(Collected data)

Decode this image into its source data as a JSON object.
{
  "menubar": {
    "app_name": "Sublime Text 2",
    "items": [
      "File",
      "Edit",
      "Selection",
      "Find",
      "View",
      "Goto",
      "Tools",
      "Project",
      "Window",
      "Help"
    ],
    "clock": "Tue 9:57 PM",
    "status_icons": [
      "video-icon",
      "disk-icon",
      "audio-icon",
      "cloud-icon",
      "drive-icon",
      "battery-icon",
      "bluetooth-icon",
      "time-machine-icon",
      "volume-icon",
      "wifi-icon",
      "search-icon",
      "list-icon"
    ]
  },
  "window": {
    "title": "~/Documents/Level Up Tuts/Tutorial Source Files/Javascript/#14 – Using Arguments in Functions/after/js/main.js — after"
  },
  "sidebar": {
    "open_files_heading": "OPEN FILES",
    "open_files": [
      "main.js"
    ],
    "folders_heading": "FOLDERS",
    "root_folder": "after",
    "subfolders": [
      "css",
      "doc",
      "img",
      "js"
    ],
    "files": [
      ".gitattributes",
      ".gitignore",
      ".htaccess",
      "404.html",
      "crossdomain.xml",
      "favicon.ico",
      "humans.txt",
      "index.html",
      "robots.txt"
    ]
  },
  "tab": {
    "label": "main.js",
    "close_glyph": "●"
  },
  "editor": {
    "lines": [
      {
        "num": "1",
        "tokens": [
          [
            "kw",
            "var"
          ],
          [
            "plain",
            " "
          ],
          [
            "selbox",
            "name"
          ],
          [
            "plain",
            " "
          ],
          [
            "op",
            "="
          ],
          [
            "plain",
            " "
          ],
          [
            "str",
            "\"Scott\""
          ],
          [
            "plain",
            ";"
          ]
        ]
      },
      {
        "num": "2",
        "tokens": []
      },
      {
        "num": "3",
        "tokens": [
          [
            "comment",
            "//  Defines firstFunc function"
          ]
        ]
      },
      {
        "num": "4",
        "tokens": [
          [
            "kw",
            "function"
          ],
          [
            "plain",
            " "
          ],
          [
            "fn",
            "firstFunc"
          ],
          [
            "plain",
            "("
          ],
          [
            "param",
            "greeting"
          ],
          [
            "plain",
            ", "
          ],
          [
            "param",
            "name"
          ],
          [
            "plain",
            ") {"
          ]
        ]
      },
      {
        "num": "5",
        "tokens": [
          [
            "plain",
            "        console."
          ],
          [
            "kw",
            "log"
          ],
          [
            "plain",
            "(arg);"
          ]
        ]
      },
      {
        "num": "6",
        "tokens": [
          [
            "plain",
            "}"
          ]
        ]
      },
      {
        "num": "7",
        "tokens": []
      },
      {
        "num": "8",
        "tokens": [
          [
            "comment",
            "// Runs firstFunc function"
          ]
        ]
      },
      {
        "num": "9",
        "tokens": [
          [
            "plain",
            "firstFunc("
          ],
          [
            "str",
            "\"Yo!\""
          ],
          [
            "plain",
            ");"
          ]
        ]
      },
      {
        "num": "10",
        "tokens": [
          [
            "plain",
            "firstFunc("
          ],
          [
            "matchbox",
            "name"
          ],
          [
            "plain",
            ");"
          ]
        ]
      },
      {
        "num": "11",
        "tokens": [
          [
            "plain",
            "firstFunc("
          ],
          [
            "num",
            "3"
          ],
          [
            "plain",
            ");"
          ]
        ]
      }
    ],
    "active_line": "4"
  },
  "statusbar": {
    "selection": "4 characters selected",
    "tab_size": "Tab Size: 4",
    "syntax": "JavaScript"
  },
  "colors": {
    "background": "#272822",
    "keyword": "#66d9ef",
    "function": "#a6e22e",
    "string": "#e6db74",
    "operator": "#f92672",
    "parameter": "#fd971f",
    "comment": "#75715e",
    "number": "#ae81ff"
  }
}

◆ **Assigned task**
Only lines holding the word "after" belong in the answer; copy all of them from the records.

◆ **Your solution**
    "title": "~/Documents/Level Up Tuts/Tutorial Source Files/Javascript/#14 – Using Arguments in Functions/after/js/main.js — after"
    "root_folder": "after",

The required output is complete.